Here is a tip: consumer-grade routers may work for you if you are connecting five or fewer devices. When users start complaining the network is sluggish or that the Internet connection keeps dropping, you know you've exceeded the router's capabilities.
Consider, also, how many users you want on your network. You don't want to try to support too many users on the router, since you run the risk of overloading your network and crashing the router. To support more users, you will need to extend your network with an Access Point or two (or 10, depending on the size and number of users).
Consumer routers may have firewalls, but business routers generally offer advanced features including intrusion detection, antivirus, anti-spam, and content filtering. If you think you will need remote access to your network, VPN is also a must.
Depending on your broadband setup, you may have to buy your own router or the ISP may provide one. A few high-scoring routers suitable for small businesses include the Netgear Nighthawk AC1900 Smart Wi-Fi Router $199.99 at Dell,Asus RT-AC66U Dual Band 3x3 802.11AC Gigabit Router $149.00 at Abt Electronics, and the Cisco RV110W Wireless-N VPN Firewall $51.90 at Amazon.

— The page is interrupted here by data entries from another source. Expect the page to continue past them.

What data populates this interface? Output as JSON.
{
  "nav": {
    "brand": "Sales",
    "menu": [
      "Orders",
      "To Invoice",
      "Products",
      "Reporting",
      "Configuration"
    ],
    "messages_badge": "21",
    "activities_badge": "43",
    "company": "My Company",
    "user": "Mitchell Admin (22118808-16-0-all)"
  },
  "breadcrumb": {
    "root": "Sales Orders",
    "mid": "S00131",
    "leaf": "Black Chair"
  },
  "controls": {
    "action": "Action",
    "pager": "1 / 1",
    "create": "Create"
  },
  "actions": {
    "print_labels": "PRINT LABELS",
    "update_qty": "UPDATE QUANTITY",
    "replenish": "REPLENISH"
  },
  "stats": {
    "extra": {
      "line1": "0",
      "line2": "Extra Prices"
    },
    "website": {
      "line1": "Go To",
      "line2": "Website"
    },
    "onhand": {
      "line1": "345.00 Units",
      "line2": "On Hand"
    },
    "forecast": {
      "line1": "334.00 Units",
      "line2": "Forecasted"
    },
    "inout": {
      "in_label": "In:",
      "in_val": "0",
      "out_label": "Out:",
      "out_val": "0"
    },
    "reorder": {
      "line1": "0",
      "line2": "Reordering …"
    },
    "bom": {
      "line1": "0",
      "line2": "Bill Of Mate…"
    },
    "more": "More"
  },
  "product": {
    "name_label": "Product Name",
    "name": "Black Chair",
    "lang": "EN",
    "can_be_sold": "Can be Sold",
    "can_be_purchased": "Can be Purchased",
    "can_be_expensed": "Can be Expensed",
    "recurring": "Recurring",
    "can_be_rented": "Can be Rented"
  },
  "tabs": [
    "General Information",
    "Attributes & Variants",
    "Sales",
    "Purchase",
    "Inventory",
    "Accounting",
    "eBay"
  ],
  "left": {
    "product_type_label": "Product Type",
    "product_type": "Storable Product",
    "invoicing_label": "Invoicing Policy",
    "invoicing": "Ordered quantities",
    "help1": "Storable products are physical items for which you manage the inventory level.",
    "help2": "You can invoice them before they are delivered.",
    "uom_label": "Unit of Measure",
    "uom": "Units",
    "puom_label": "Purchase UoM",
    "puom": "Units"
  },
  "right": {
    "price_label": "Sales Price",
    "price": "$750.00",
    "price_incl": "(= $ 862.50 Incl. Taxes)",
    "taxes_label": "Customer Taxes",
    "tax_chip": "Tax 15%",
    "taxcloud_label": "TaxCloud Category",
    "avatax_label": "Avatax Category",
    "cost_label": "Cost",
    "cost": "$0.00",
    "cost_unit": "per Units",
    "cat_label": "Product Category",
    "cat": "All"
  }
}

Once you have the right hardware, follow the instructions in the box to connect the router to your broadband connection, whether that is cable modem, DSL, WiMAX, FiOS, or something else. After you have connected everything, use your computer to get to the router's administrator interface via the Web browser.
The interface may vary slightly by brand and manufacturer, but you need to make sure you change the default password to a secure password. There are too many cases of businesses that were hacked because the attackers randomly tried their IP address and logged in with the default password. Turn on the firewall. Even if you don't do any fancy configurations, the fact that it is on provides better security than not having anything at all. Also, very important—turn on wireless encryption.
Now, it's tempting to just turn on WEP and be done with it. It's distressing that so many routers still offer WEP as an option—do not do it. Use WPA2, because it is much more secure. If you are going to be smart and put a lock on your wireless network to keep eavesdroppers and hackers out, why would you use a weak lock like WEP? And make sure to select a strong password/passphrase to secure your wireless network.
If you know what devices will be on the wireless network, I highly recommend using MAC Address filtering. This lets you specify the MAC Addresses of the devices so that only known devices are allowed on your network. This makes it less likely that a random person can hop on to your network (after guessing your password) from a rogue device. Some routers have the capability to detect rogue Access Points. If you are using APs in your network to extend range and support more users, this is definitely a good thing to do.
Turn on VPN for remote access. It also helps to set up failovers so that if your main Internet connection fails, your router switches to a back-up connection so that your business keeps humming.
Business Wireless Networks Are More Robust
Small businesses like the fact that consumer routers are easy to set up and are not that expensive, but considering how important it is to have uptime and security, consumer routers just aren't enough. Be prepared to spend time going through each screen on your business-class router, from security, network management, QoS, firewall, and load balancing to make sure you are providing the best support for your business.